Prices at the pump continue to rise.
New Jersey’s gas tax was one of the lowest in the country, but roughly two years ago, it went up 23 cents. It was done to replenish the Transportation Trust Fund, which the state uses to pay for bridges, roads and rail work.
“It’s most definitely going to give us funding to advance things and at a rate that is going to put the traveling public in a better position,” said Burlington County Engineer Joe Brickley.
That’s because the agreement is an eight-year, $2 billion per year deal. The federal match dollars bring the total to $32 billion. And counties in the Garden State like Burlington say they are already benefiting.
“Typically, we do between 17 and 20 miles a year, this next year we will have almost 40 miles of roadway that’s going to be overlaid. We typically do one to two bridges a year, we’re going to be looking to do three to four bridges a year moving forward,” said Brickley.
A Gloucester County freeholder says it’s the same in her area.
Heather Simmons says they have 12 major projects in the works that would have happened regardless of the extra money. However, she adds, “What the re-funded TTF and the doubling of our county aid allocation insures is that we can meet those needs on schedule and move some programs up. So this year, instead of doing $3.5 million worth of capital infrastructure improvements, we can do $7 million.”
As more gets done to improve the overall infrastructure, electric vehicles do come into play.
It was a topic highlighted at Friday’s Southern New Jersey Development Council event.
“I think from a planning perspective, the state is in a really good spot declaring an EV task force, that will contemplate the chicken and egg issue — do electric cars come first, or is it the infrastructure,” said Will Nicholas, senior manager of policy and business development with Tesla.
Nicholas says his company thinks it’s a bit of both.

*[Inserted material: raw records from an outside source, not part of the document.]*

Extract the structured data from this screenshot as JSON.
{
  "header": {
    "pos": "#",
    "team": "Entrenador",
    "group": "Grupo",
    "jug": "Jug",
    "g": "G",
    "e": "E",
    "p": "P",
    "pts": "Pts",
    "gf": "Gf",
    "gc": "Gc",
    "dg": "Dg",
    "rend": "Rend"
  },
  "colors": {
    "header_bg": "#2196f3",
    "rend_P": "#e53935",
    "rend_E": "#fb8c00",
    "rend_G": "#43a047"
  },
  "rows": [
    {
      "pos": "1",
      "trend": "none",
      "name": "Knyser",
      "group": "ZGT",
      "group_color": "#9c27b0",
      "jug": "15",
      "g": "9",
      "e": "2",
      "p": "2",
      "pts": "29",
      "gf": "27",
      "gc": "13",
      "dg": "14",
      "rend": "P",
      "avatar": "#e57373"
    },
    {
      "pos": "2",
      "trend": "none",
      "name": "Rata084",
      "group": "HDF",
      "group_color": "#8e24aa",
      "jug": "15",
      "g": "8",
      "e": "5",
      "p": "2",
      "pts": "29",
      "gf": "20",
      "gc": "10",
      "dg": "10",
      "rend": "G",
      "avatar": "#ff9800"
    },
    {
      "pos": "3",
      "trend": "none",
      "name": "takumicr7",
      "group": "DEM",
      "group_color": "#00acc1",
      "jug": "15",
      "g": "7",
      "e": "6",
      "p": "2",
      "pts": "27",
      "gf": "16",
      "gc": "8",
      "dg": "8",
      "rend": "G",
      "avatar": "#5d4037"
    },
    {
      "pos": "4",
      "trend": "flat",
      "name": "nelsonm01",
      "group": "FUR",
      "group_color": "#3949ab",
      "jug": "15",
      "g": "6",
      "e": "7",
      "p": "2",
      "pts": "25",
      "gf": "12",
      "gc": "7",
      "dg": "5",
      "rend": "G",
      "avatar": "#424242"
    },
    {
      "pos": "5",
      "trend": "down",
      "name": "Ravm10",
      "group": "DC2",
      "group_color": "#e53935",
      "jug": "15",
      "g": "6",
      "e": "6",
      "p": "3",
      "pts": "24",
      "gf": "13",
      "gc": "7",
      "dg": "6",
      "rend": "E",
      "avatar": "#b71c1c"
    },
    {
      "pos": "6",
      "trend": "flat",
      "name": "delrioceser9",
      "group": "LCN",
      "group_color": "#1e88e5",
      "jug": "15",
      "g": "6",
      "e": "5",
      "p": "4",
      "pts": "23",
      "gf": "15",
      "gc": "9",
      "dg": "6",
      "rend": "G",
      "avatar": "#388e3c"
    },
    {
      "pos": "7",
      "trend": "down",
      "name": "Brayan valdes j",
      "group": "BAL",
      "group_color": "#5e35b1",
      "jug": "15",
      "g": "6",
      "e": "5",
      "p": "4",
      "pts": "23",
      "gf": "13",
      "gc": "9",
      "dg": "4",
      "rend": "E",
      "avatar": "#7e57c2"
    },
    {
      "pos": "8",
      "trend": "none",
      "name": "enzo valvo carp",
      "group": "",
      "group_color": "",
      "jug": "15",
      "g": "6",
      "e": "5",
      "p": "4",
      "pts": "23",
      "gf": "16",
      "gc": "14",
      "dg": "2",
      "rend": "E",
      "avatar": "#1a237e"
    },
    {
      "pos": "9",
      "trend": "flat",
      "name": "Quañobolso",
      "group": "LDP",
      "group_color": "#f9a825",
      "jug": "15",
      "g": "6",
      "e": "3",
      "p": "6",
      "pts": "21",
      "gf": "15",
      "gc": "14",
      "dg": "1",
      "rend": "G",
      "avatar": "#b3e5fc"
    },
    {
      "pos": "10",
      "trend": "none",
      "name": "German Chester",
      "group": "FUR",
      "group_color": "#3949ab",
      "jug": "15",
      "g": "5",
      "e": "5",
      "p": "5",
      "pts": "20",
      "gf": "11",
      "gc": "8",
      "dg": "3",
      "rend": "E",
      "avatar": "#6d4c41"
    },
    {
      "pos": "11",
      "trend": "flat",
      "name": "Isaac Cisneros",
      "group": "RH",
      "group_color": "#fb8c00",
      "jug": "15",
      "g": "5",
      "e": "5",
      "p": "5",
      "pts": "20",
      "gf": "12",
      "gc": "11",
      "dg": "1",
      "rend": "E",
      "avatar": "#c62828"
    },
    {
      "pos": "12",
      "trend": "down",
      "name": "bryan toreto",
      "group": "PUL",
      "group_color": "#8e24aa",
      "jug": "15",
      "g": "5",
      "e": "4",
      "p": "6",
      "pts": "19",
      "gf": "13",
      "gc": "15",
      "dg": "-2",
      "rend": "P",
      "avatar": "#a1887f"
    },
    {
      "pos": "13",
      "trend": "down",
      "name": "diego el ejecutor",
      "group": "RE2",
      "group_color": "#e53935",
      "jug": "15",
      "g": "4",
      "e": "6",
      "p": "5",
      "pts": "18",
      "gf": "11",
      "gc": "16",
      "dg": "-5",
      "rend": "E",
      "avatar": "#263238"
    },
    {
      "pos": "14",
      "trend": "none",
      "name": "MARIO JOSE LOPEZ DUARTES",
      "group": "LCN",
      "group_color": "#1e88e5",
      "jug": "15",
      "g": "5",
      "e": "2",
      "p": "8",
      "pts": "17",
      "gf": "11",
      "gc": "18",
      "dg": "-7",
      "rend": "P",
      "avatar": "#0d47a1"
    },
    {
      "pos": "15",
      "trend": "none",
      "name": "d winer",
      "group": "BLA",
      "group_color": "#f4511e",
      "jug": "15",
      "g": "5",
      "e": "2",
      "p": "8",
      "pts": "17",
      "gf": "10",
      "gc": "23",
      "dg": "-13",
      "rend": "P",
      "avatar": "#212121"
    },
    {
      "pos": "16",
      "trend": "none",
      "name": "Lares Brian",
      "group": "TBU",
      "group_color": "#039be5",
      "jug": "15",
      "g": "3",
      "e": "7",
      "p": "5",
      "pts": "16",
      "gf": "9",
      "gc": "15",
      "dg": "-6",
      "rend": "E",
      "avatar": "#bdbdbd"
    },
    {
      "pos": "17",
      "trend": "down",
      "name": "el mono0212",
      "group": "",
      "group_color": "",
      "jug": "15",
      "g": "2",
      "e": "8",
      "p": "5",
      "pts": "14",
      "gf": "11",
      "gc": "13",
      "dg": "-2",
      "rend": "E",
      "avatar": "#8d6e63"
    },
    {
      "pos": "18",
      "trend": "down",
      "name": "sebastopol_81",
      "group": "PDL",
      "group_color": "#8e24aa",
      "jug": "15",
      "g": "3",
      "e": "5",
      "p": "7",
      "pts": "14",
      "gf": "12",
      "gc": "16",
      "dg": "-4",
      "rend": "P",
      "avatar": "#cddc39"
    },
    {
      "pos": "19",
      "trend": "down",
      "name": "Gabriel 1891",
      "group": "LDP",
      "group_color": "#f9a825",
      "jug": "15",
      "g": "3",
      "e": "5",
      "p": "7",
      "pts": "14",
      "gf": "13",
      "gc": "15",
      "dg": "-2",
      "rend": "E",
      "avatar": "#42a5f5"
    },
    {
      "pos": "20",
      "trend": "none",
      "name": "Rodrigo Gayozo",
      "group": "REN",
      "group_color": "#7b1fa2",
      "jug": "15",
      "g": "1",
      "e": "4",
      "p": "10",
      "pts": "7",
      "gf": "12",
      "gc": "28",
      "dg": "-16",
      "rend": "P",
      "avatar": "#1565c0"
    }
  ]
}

“We’re building the compelling cars that hopefully people will be encouraged to purchase, own and drive, but we’re also making a private investment to our supercharging network,” he added.
Tesla currently has 10 supercharging locations in the Garden State, but he says they plan to double that footprint by the end of this year.
“From a strategic perspective, you need to make sure the power is there and essentially getting power to the pad is something that should be developed in new construction, particularly when parking cars is being contemplated,” said Nicholas.
Pepco Holdings smart grid and technology manager Robert Stewart adds you also have to think about charging being mostly done at the residence.
“It’s most likely going to happen when we have our peak in the afternoons when air conditioning load and cooking load at its highest. So if we can create intelligent ways to incentivize customers to charge off-peak, then that’s better for our infrastructure — we don’t have to needlessly place things like residential transformers and do other upgrades to allow electric vehicles to integrate seamlessly into the existing distribution system,” said Stewart.
The state has about 14,000 plug-in vehicles in use right now.
But ChargEVC, a group made up of car dealers, electric utilities, and manufacturers of charging stations, hopes to get 330,000 zero-emission vehicles on the road in New Jersey by 2025.